* **Exercise description**:
Below are the records. Gather each line that holds "shield".

Start of Block

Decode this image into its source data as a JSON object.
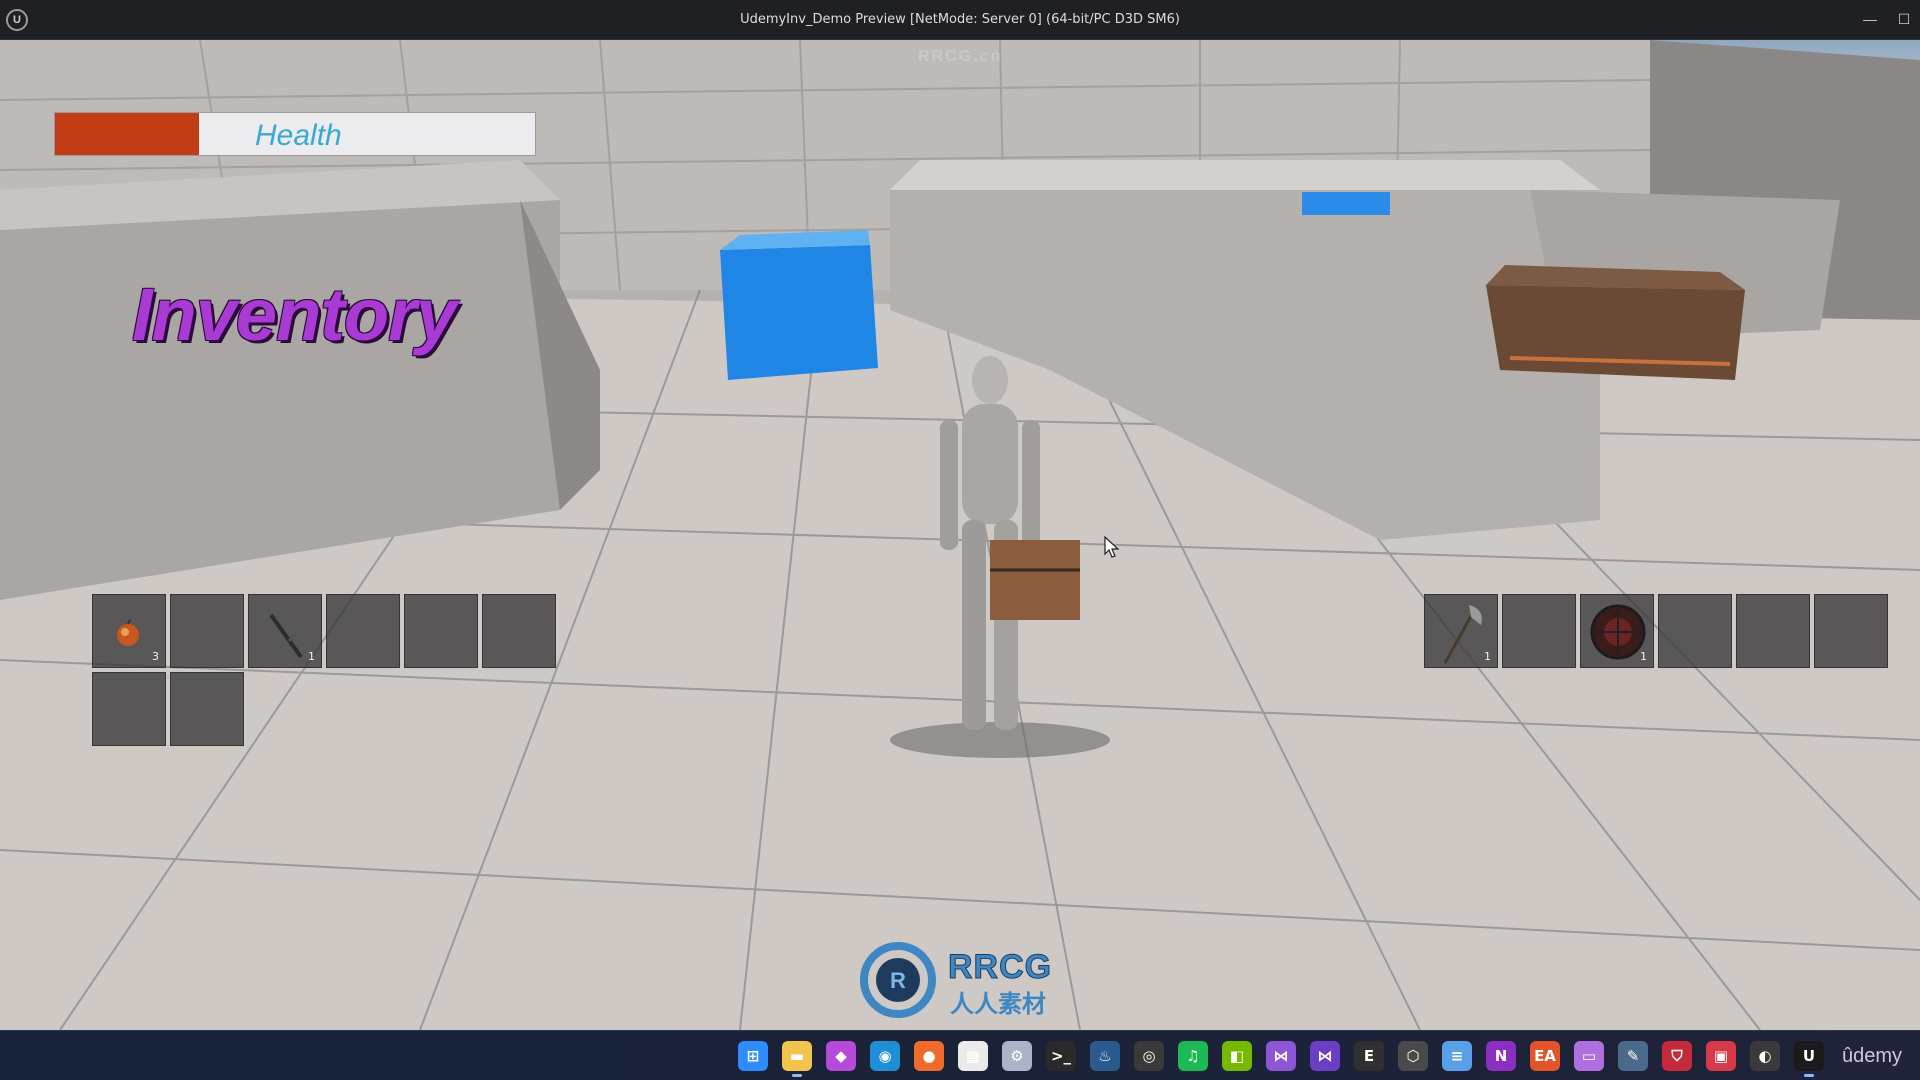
{
  "window": {
    "title": "UdemyInv_Demo Preview [NetMode: Server 0]  (64-bit/PC D3D SM6)",
    "app_icon_glyph": "U",
    "minimize_glyph": "—",
    "maximize_glyph": "☐"
  },
  "hud": {
    "health": {
      "label": "Health",
      "level": 0.3
    },
    "inventory_title": "Inventory"
  },
  "inventory_left": {
    "slots": [
      {
        "item": "apple-icon",
        "qty": "3"
      },
      {
        "item": "",
        "qty": ""
      },
      {
        "item": "sword-icon",
        "qty": "1"
      },
      {
        "item": "",
        "qty": ""
      },
      {
        "item": "",
        "qty": ""
      },
      {
        "item": "",
        "qty": ""
      },
      {
        "item": "",
        "qty": ""
      },
      {
        "item": "",
        "qty": ""
      }
    ]
  },
  "inventory_right": {
    "slots": [
      {
        "item": "axe-icon",
        "qty": "1"
      },
      {
        "item": "",
        "qty": ""
      },
      {
        "item": "shield-icon",
        "qty": "1"
      },
      {
        "item": "",
        "qty": ""
      },
      {
        "item": "",
        "qty": ""
      },
      {
        "item": "",
        "qty": ""
      }
    ]
  },
  "watermark": {
    "brand": "RRCG",
    "sub": "人人素材",
    "top_faint": "RRCG.cn"
  },
  "taskbar": {
    "icons": [
      {
        "name": "windows-start-icon",
        "glyph": "⊞",
        "color": "#2f8cff"
      },
      {
        "name": "file-explorer-icon",
        "glyph": "▬",
        "color": "#f1c44b"
      },
      {
        "name": "app-icon-1",
        "glyph": "◆",
        "color": "#b54bd8"
      },
      {
        "name": "edge-icon",
        "glyph": "◉",
        "color": "#1e8ed6"
      },
      {
        "name": "firefox-icon",
        "glyph": "●",
        "color": "#f06b2b"
      },
      {
        "name": "store-icon",
        "glyph": "▦",
        "color": "#eaeaea"
      },
      {
        "name": "settings-icon",
        "glyph": "⚙",
        "color": "#a9b4c8"
      },
      {
        "name": "terminal-icon",
        "glyph": ">_",
        "color": "#2a2a2a"
      },
      {
        "name": "steam-icon",
        "glyph": "♨",
        "color": "#2a5a8e"
      },
      {
        "name": "obs-icon",
        "glyph": "◎",
        "color": "#3a3a3a"
      },
      {
        "name": "spotify-icon",
        "glyph": "♫",
        "color": "#1db954"
      },
      {
        "name": "nvidia-icon",
        "glyph": "◧",
        "color": "#76b900"
      },
      {
        "name": "visual-studio-icon",
        "glyph": "⋈",
        "color": "#8e56d6"
      },
      {
        "name": "visual-studio-2-icon",
        "glyph": "⋈",
        "color": "#6a3fc4"
      },
      {
        "name": "epic-games-icon",
        "glyph": "E",
        "color": "#303030"
      },
      {
        "name": "unity-icon",
        "glyph": "⬡",
        "color": "#4a4a4a"
      },
      {
        "name": "notepad-icon",
        "glyph": "≡",
        "color": "#5aa0e8"
      },
      {
        "name": "onenote-icon",
        "glyph": "N",
        "color": "#8a2fc2"
      },
      {
        "name": "ea-icon",
        "glyph": "EA",
        "color": "#e2552b"
      },
      {
        "name": "folder-purple-icon",
        "glyph": "▭",
        "color": "#b06fe0"
      },
      {
        "name": "notes-icon",
        "glyph": "✎",
        "color": "#4a6a8a"
      },
      {
        "name": "shield-app-icon",
        "glyph": "⛉",
        "color": "#c42b3a"
      },
      {
        "name": "app-red-icon",
        "glyph": "▣",
        "color": "#d63a4a"
      },
      {
        "name": "github-icon",
        "glyph": "◐",
        "color": "#3a3a3a"
      },
      {
        "name": "unreal-engine-icon",
        "glyph": "U",
        "color": "#1b1b1b"
      }
    ],
    "udemy_label": "ûdemy"
  }
}
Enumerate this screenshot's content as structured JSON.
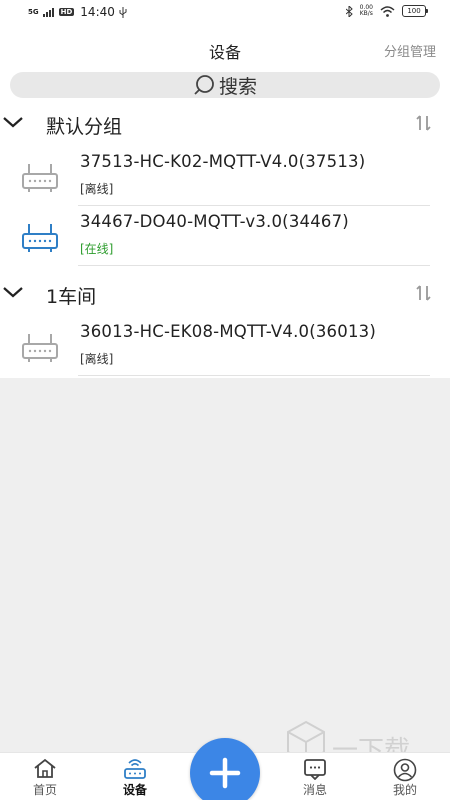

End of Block

* **Your response**:
        "item": "shield-icon",
        "name": "shield-app-icon",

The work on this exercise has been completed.